Although the historical record is a bit fuzzy (some of it purposely so), the Shriners began in New York City in 1872 after a bunch of wise-cracking Masons who dined together at the Knickerbocker Cottage restaurant decided what the world could use was a fraternal order that was lean on rituals and heavy on fun and games. It was ultimately decided that an exotic theme might be suitable, something in a vaguely Moroccan mode.

Thus, the Ancient Arabic Order of the Nobles of the Mystic Shrine came to be. The order was filled with lofty symbols, mysterious regalia and hoity-toity titles. And, there were those red fez hats with the tassels.

Observers weren't sure whether to laugh or be scared. The Shriners were a Masonic order. There was an aura of dark secrecy.

Still, in the intervening decades, the Shriners flourished. Even before they settled on their ultimate purpose in 1920 — absolutely free hospital care for any child who otherwise couldn't afford it — Shriners had charted a course of good-deed-doing, coming to the rescue of the Johnstown Flood victims in 1889 and sending a king's ransom in relief money to those in need after the San Francisco Earthquake of 1906.

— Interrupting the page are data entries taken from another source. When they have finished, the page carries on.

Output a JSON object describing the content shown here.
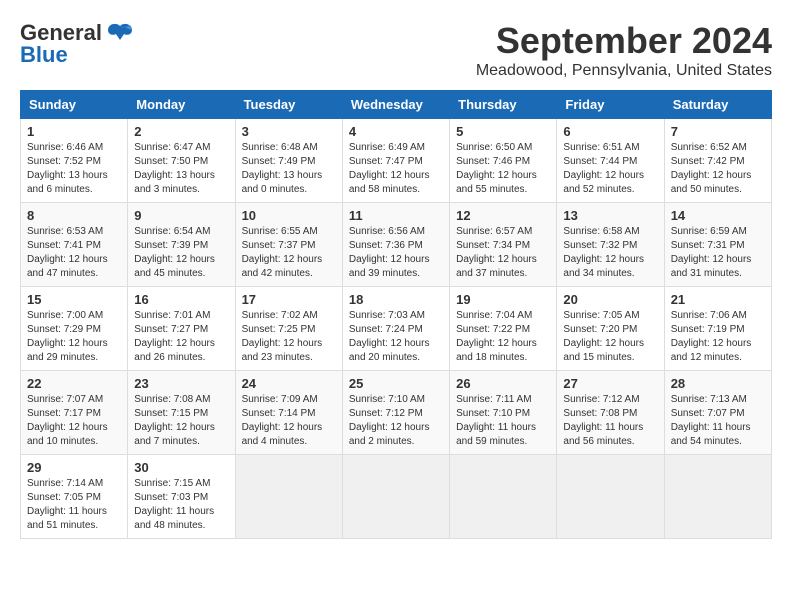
{
  "header": {
    "logo_general": "General",
    "logo_blue": "Blue",
    "month_title": "September 2024",
    "location": "Meadowood, Pennsylvania, United States"
  },
  "weekdays": [
    "Sunday",
    "Monday",
    "Tuesday",
    "Wednesday",
    "Thursday",
    "Friday",
    "Saturday"
  ],
  "weeks": [
    [
      {
        "day": "1",
        "sunrise": "6:46 AM",
        "sunset": "7:52 PM",
        "daylight": "13 hours and 6 minutes."
      },
      {
        "day": "2",
        "sunrise": "6:47 AM",
        "sunset": "7:50 PM",
        "daylight": "13 hours and 3 minutes."
      },
      {
        "day": "3",
        "sunrise": "6:48 AM",
        "sunset": "7:49 PM",
        "daylight": "13 hours and 0 minutes."
      },
      {
        "day": "4",
        "sunrise": "6:49 AM",
        "sunset": "7:47 PM",
        "daylight": "12 hours and 58 minutes."
      },
      {
        "day": "5",
        "sunrise": "6:50 AM",
        "sunset": "7:46 PM",
        "daylight": "12 hours and 55 minutes."
      },
      {
        "day": "6",
        "sunrise": "6:51 AM",
        "sunset": "7:44 PM",
        "daylight": "12 hours and 52 minutes."
      },
      {
        "day": "7",
        "sunrise": "6:52 AM",
        "sunset": "7:42 PM",
        "daylight": "12 hours and 50 minutes."
      }
    ],
    [
      {
        "day": "8",
        "sunrise": "6:53 AM",
        "sunset": "7:41 PM",
        "daylight": "12 hours and 47 minutes."
      },
      {
        "day": "9",
        "sunrise": "6:54 AM",
        "sunset": "7:39 PM",
        "daylight": "12 hours and 45 minutes."
      },
      {
        "day": "10",
        "sunrise": "6:55 AM",
        "sunset": "7:37 PM",
        "daylight": "12 hours and 42 minutes."
      },
      {
        "day": "11",
        "sunrise": "6:56 AM",
        "sunset": "7:36 PM",
        "daylight": "12 hours and 39 minutes."
      },
      {
        "day": "12",
        "sunrise": "6:57 AM",
        "sunset": "7:34 PM",
        "daylight": "12 hours and 37 minutes."
      },
      {
        "day": "13",
        "sunrise": "6:58 AM",
        "sunset": "7:32 PM",
        "daylight": "12 hours and 34 minutes."
      },
      {
        "day": "14",
        "sunrise": "6:59 AM",
        "sunset": "7:31 PM",
        "daylight": "12 hours and 31 minutes."
      }
    ],
    [
      {
        "day": "15",
        "sunrise": "7:00 AM",
        "sunset": "7:29 PM",
        "daylight": "12 hours and 29 minutes."
      },
      {
        "day": "16",
        "sunrise": "7:01 AM",
        "sunset": "7:27 PM",
        "daylight": "12 hours and 26 minutes."
      },
      {
        "day": "17",
        "sunrise": "7:02 AM",
        "sunset": "7:25 PM",
        "daylight": "12 hours and 23 minutes."
      },
      {
        "day": "18",
        "sunrise": "7:03 AM",
        "sunset": "7:24 PM",
        "daylight": "12 hours and 20 minutes."
      },
      {
        "day": "19",
        "sunrise": "7:04 AM",
        "sunset": "7:22 PM",
        "daylight": "12 hours and 18 minutes."
      },
      {
        "day": "20",
        "sunrise": "7:05 AM",
        "sunset": "7:20 PM",
        "daylight": "12 hours and 15 minutes."
      },
      {
        "day": "21",
        "sunrise": "7:06 AM",
        "sunset": "7:19 PM",
        "daylight": "12 hours and 12 minutes."
      }
    ],
    [
      {
        "day": "22",
        "sunrise": "7:07 AM",
        "sunset": "7:17 PM",
        "daylight": "12 hours and 10 minutes."
      },
      {
        "day": "23",
        "sunrise": "7:08 AM",
        "sunset": "7:15 PM",
        "daylight": "12 hours and 7 minutes."
      },
      {
        "day": "24",
        "sunrise": "7:09 AM",
        "sunset": "7:14 PM",
        "daylight": "12 hours and 4 minutes."
      },
      {
        "day": "25",
        "sunrise": "7:10 AM",
        "sunset": "7:12 PM",
        "daylight": "12 hours and 2 minutes."
      },
      {
        "day": "26",
        "sunrise": "7:11 AM",
        "sunset": "7:10 PM",
        "daylight": "11 hours and 59 minutes."
      },
      {
        "day": "27",
        "sunrise": "7:12 AM",
        "sunset": "7:08 PM",
        "daylight": "11 hours and 56 minutes."
      },
      {
        "day": "28",
        "sunrise": "7:13 AM",
        "sunset": "7:07 PM",
        "daylight": "11 hours and 54 minutes."
      }
    ],
    [
      {
        "day": "29",
        "sunrise": "7:14 AM",
        "sunset": "7:05 PM",
        "daylight": "11 hours and 51 minutes."
      },
      {
        "day": "30",
        "sunrise": "7:15 AM",
        "sunset": "7:03 PM",
        "daylight": "11 hours and 48 minutes."
      },
      null,
      null,
      null,
      null,
      null
    ]
  ]
}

Today, there are some 600,000 Shriners in North America. The Aloha Temple has about 2,300 members. But the Shriners also have a troubling problem that service groups from the Elks to the League of Women Voters have faced in recent decades: Their members are getting older and hanging up their fezzes and younger folks aren't stepping in, perhaps finding such organizations stuffy and their rituals irrelevant. The result has been dwindling numbers.

Sociologists blame this trend on increasing work and family constraints, and competition from activities such as TV, movies, sports and other pastimes. Some, such as political scientist Robert D. Putman, contend that Americans simply aren't the joiners they were back in the good old days, preferring more independent pursuits.

Last year, the Shriners did away with the requirement that, in order to belong, you must first be a 32nd-degree Mason in the Scottish Rite or a Nights Templar Mason in the York Rite.

These days, to be a Shriner, one must simply be a Mason.

Still, the Aloha Shriners find themselves in an unusual predicament. They are a fun-loving bunch of guys with a serious mission who belong to a colorful fraternal order that's fit for a king. One hundred years after it all began, some wonder if it could end too soon.

Complicating the situation is a Shriner policy that doesn't allow the recruitment of new members.

"A person is supposed to ask," said Rudy McIntyre, librarian and former deputy director for the Shriners Aloha Temple. "I'm not saying that's always the case, but that's the policy. That's one of the reasons the numbers have gone down. People don't realize that they have to ask a question first.

"An engraved invitation won't be coming."